No drugs exist to treat sex addiction; no health care plan specifically covers it; there’s virtually no funding for studies.Eli Coleman, a psychologist and director of the Program in Human Sexuality at the University of Minnesota, estimates that approximately 19 million Americans—5 to 7 percent of the population—are hypersexual. "We’re all blind in this field," says UCLA neuroscientist Nicole Prause.
SEX ADDICTION— diagnosing it, treating it, portraying it on-screen—is big business.
The number of certified sex-addiction therapists has more than doubled since 2008, according to the International Institute for Trauma and Addiction Professionals.
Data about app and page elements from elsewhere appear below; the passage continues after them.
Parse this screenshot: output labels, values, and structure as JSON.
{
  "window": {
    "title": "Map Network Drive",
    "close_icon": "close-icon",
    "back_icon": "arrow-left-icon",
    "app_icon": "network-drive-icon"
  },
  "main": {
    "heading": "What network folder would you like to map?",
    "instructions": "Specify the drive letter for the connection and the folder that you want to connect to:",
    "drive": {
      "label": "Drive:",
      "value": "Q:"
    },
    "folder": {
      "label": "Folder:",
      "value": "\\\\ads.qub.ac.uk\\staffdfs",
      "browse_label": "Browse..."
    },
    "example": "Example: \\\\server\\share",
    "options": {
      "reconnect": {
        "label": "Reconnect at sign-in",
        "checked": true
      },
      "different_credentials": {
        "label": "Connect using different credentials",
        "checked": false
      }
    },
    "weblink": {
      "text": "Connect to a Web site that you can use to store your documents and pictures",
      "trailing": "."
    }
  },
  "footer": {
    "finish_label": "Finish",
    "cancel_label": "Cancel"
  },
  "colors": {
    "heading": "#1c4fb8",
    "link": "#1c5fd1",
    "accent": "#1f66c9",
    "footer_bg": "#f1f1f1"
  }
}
Hookup apps like Tinder (26 million matches per day) and Grindr (1.6 million active daily users) are growing wildly and multiplying, like real-life manifestations of the futuristic smartphone imagined by Gary Shteyngart in which rates the "Fuckability" of everyone around you.
In the age of smartphones and frictionless-dating apps, sex addiction is like being hooked on a drug that's always available in unlimited supply.
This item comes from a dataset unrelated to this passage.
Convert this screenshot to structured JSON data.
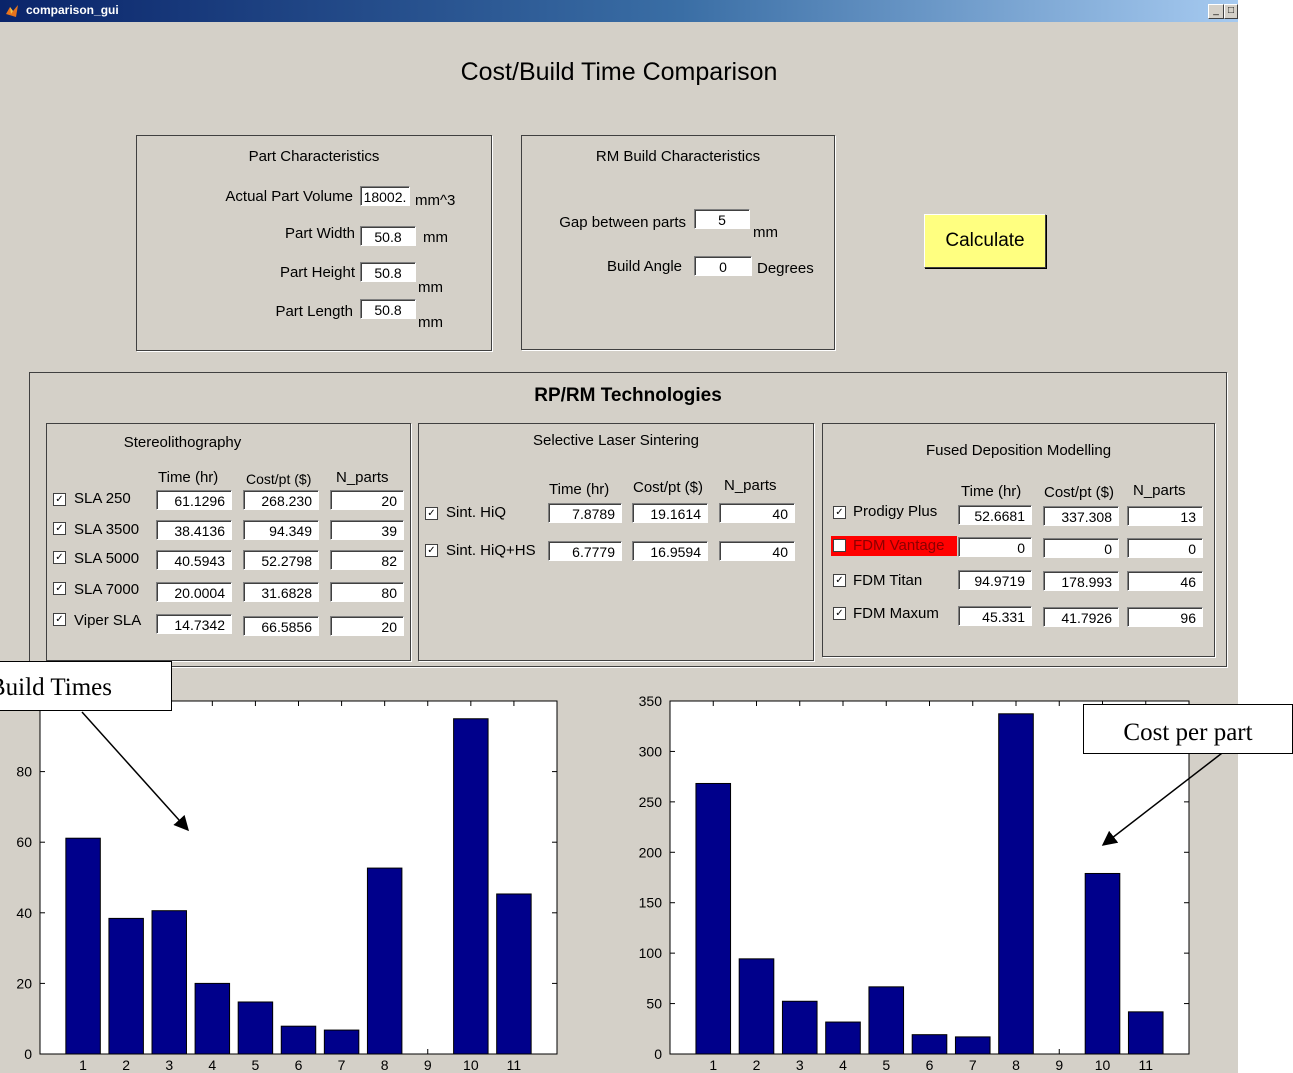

It's like living with a meth dealer at your side, or a brick of cocaine in your pocket.
Worse, you can get a potential high from every person you meet.But unlike other addictions, this one isn't officially recognized.The movie industry, for its part, has released at least five films on sex addiction in the past five years, six if you count both parts of Lars von Trier’s But even now, sex addiction seems to exist in parallel realities: one in which millions of people are struggling with it, and another in which it is barely studied and not even clinically recognized.Research has yet to confirm that extreme sexual behavior really is addictive in the same neuroscientific sense that, for instance, habitual heroin use appears to be.For this reason, many clinicians prefer the term even though they concede that the distinction is mostly semantic.But the practical effects of such uncertainty are enormous.